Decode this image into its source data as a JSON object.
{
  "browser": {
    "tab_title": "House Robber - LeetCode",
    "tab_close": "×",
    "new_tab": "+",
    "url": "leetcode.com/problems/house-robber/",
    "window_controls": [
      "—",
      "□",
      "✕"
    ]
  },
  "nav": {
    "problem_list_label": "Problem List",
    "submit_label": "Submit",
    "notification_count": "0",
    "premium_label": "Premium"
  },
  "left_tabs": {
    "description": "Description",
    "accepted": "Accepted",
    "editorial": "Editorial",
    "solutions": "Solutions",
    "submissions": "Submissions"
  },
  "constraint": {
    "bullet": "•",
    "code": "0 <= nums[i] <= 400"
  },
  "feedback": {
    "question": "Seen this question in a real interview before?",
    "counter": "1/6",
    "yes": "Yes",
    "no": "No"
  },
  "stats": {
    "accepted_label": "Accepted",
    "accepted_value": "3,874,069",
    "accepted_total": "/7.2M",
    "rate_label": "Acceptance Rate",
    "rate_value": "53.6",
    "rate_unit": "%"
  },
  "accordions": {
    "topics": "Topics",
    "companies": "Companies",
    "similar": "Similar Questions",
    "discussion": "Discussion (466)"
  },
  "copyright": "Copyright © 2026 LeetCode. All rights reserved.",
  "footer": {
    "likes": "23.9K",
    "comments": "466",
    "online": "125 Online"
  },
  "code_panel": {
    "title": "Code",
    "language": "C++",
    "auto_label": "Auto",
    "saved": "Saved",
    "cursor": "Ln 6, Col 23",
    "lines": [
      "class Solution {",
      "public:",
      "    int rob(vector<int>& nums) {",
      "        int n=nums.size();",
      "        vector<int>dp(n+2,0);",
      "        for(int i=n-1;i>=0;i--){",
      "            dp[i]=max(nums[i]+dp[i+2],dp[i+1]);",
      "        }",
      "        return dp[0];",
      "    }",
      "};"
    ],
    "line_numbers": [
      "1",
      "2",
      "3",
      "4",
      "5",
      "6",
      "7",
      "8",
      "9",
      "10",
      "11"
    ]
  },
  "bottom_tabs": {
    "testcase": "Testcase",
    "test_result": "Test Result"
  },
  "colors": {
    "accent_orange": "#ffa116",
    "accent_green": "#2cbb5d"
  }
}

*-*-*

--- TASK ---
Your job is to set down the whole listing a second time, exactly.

--- SOLUTION TO THIS PROBLEM ---
Decode this image into its source data as a JSON object.
{
  "browser": {
    "tab_title": "House Robber - LeetCode",
    "tab_close": "×",
    "new_tab": "+",
    "url": "leetcode.com/problems/house-robber/",
    "window_controls": [
      "—",
      "□",
      "✕"
    ]
  },
  "nav": {
    "problem_list_label": "Problem List",
    "submit_label": "Submit",
    "notification_count": "0",
    "premium_label": "Premium"
  },
  "left_tabs": {
    "description": "Description",
    "accepted": "Accepted",
    "editorial": "Editorial",
    "solutions": "Solutions",
    "submissions": "Submissions"
  },
  "constraint": {
    "bullet": "•",
    "code": "0 <= nums[i] <= 400"
  },
  "feedback": {
    "question": "Seen this question in a real interview before?",
    "counter": "1/6",
    "yes": "Yes",
    "no": "No"
  },
  "stats": {
    "accepted_label": "Accepted",
    "accepted_value": "3,874,069",
    "accepted_total": "/7.2M",
    "rate_label": "Acceptance Rate",
    "rate_value": "53.6",
    "rate_unit": "%"
  },
  "accordions": {
    "topics": "Topics",
    "companies": "Companies",
    "similar": "Similar Questions",
    "discussion": "Discussion (466)"
  },
  "copyright": "Copyright © 2026 LeetCode. All rights reserved.",
  "footer": {
    "likes": "23.9K",
    "comments": "466",
    "online": "125 Online"
  },
  "code_panel": {
    "title": "Code",
    "language": "C++",
    "auto_label": "Auto",
    "saved": "Saved",
    "cursor": "Ln 6, Col 23",
    "lines": [
      "class Solution {",
      "public:",
      "    int rob(vector<int>& nums) {",
      "        int n=nums.size();",
      "        vector<int>dp(n+2,0);",
      "        for(int i=n-1;i>=0;i--){",
      "            dp[i]=max(nums[i]+dp[i+2],dp[i+1]);",
      "        }",
      "        return dp[0];",
      "    }",
      "};"
    ],
    "line_numbers": [
      "1",
      "2",
      "3",
      "4",
      "5",
      "6",
      "7",
      "8",
      "9",
      "10",
      "11"
    ]
  },
  "bottom_tabs": {
    "testcase": "Testcase",
    "test_result": "Test Result"
  },
  "colors": {
    "accent_orange": "#ffa116",
    "accent_green": "#2cbb5d"
  }
}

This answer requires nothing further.